(Website and app data records)
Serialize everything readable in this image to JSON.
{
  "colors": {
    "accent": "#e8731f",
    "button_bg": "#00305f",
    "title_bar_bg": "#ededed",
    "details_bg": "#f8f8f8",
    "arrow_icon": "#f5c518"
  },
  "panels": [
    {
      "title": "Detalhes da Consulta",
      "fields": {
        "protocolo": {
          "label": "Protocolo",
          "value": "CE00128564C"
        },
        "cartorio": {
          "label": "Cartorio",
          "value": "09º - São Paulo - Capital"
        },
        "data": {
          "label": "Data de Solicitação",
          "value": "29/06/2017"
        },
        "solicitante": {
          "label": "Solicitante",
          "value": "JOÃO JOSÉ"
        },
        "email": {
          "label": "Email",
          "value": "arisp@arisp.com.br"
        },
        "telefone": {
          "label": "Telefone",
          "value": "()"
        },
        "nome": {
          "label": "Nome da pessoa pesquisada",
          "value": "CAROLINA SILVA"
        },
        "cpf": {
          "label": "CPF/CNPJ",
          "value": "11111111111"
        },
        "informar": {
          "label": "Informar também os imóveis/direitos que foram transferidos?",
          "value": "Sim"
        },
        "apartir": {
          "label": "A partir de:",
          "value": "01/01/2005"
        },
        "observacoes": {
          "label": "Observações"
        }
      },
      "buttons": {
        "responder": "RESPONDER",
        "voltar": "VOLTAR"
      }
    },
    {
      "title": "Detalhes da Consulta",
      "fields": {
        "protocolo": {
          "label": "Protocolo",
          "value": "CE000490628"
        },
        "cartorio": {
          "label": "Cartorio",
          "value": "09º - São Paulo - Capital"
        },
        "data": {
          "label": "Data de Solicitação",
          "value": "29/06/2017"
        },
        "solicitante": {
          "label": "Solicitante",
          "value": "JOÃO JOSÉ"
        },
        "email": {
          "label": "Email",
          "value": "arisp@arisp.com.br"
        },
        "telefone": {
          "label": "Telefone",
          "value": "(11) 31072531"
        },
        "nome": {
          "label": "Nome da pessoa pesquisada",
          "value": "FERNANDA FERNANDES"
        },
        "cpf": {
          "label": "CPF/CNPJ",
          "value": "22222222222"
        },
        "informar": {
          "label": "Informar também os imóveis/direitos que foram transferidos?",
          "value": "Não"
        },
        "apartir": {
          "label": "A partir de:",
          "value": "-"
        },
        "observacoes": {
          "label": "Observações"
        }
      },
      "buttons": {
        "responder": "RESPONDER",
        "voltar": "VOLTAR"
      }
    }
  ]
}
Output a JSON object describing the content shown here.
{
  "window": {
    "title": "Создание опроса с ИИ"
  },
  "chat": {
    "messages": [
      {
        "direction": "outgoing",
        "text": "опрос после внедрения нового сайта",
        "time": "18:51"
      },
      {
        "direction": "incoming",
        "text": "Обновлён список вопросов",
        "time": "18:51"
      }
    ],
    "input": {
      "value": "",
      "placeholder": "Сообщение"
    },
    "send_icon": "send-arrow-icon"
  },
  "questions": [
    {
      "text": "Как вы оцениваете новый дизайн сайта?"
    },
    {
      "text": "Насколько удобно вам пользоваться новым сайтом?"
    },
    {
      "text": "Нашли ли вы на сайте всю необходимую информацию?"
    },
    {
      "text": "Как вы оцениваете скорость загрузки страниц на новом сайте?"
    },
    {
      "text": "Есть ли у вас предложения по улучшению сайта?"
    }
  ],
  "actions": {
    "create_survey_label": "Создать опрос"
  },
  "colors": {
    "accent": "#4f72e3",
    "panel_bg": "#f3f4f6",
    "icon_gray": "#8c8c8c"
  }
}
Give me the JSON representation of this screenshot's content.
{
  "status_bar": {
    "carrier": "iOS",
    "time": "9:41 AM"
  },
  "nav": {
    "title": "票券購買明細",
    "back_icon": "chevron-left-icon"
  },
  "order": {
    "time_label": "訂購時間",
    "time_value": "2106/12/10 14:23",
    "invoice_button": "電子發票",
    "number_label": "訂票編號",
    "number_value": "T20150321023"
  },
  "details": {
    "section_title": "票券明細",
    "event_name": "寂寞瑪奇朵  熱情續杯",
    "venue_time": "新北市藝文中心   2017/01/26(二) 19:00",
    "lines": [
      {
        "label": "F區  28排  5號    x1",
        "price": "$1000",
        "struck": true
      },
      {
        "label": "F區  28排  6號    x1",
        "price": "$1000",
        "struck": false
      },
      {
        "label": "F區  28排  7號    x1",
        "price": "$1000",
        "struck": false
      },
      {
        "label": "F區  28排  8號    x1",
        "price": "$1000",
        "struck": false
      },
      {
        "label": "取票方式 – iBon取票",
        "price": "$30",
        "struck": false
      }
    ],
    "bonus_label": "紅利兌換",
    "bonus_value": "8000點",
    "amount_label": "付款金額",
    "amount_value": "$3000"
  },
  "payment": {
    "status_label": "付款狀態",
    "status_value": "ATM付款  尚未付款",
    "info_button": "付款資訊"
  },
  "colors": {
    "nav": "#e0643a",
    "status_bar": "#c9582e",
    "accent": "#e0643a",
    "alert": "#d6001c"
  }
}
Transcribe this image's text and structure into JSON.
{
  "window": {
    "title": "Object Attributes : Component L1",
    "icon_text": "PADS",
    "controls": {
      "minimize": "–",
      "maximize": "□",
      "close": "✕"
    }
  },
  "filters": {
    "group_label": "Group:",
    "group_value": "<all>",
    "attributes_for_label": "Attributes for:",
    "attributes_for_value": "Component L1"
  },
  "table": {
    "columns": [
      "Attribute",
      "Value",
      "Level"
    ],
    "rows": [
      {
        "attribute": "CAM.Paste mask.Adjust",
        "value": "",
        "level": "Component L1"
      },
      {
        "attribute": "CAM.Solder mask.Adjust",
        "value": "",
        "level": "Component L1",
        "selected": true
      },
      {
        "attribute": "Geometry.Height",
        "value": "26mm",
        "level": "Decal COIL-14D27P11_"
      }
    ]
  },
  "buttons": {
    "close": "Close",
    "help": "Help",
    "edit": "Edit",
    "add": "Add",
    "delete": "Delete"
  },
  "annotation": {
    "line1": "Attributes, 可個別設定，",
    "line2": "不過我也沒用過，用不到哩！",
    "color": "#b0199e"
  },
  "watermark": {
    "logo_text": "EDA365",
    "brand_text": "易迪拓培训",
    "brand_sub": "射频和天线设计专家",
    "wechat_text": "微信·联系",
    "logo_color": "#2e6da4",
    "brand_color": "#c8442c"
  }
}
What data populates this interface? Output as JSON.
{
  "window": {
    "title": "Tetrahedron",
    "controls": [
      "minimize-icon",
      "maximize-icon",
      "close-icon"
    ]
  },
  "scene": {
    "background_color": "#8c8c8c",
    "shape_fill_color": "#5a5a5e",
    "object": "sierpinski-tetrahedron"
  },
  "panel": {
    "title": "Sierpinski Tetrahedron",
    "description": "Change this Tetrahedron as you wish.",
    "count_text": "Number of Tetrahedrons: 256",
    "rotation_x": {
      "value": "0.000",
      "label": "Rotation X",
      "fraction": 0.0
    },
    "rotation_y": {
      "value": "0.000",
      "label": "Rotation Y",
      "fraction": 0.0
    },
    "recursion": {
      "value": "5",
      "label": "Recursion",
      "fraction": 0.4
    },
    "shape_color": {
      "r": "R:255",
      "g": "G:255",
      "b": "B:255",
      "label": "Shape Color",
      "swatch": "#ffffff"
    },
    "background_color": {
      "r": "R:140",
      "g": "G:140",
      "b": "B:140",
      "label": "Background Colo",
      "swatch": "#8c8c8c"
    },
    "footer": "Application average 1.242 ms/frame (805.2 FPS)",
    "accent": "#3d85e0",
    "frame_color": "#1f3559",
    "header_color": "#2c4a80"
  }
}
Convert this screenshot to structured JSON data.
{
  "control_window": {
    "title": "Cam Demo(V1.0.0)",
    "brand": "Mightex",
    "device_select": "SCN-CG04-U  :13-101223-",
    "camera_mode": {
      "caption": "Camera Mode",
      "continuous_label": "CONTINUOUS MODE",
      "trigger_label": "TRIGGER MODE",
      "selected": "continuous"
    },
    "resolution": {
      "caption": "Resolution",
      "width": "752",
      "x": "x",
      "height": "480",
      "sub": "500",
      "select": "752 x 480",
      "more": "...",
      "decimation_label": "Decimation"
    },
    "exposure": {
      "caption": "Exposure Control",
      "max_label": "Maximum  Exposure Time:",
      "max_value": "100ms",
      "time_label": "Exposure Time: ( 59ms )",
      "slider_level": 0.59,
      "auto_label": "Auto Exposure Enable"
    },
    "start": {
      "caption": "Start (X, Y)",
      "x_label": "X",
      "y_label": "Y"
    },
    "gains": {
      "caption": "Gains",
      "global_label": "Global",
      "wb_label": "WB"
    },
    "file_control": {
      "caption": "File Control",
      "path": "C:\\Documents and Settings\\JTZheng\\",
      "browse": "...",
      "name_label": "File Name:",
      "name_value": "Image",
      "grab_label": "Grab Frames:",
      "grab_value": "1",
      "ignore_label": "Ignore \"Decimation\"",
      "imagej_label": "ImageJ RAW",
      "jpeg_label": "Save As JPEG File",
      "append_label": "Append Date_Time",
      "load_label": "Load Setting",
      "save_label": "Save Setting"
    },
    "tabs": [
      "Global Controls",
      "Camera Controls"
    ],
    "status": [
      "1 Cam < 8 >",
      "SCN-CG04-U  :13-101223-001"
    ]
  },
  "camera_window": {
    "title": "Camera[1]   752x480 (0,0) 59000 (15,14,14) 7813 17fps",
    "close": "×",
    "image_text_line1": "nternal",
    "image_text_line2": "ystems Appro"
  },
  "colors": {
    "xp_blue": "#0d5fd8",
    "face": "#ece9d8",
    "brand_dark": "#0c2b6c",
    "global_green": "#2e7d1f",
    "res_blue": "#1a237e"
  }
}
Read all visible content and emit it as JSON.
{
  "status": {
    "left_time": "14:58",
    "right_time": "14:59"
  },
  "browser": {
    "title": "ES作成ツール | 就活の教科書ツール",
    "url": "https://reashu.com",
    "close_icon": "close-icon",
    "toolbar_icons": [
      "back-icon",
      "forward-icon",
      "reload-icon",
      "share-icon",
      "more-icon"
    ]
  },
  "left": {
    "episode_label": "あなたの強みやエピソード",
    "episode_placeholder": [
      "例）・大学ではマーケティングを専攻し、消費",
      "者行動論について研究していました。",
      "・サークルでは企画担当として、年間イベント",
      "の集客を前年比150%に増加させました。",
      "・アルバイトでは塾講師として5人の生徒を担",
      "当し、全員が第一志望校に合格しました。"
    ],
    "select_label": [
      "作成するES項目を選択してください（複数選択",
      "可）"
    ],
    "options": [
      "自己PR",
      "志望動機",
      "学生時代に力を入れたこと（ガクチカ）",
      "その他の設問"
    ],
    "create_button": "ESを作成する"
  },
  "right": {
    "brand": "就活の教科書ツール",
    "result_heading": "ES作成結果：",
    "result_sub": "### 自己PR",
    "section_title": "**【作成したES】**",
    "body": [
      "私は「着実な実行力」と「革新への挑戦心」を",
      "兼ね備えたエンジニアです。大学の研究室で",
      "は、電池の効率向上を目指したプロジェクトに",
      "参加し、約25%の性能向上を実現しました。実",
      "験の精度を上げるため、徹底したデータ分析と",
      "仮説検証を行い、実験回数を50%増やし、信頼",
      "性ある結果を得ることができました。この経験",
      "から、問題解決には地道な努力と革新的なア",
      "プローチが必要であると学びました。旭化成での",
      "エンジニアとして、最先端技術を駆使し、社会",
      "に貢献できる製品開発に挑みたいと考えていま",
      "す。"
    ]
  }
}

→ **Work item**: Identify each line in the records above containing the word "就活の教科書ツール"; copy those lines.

→ **Problem solution**:
    "title": "ES作成ツール | 就活の教科書ツール",
    "brand": "就活の教科書ツール",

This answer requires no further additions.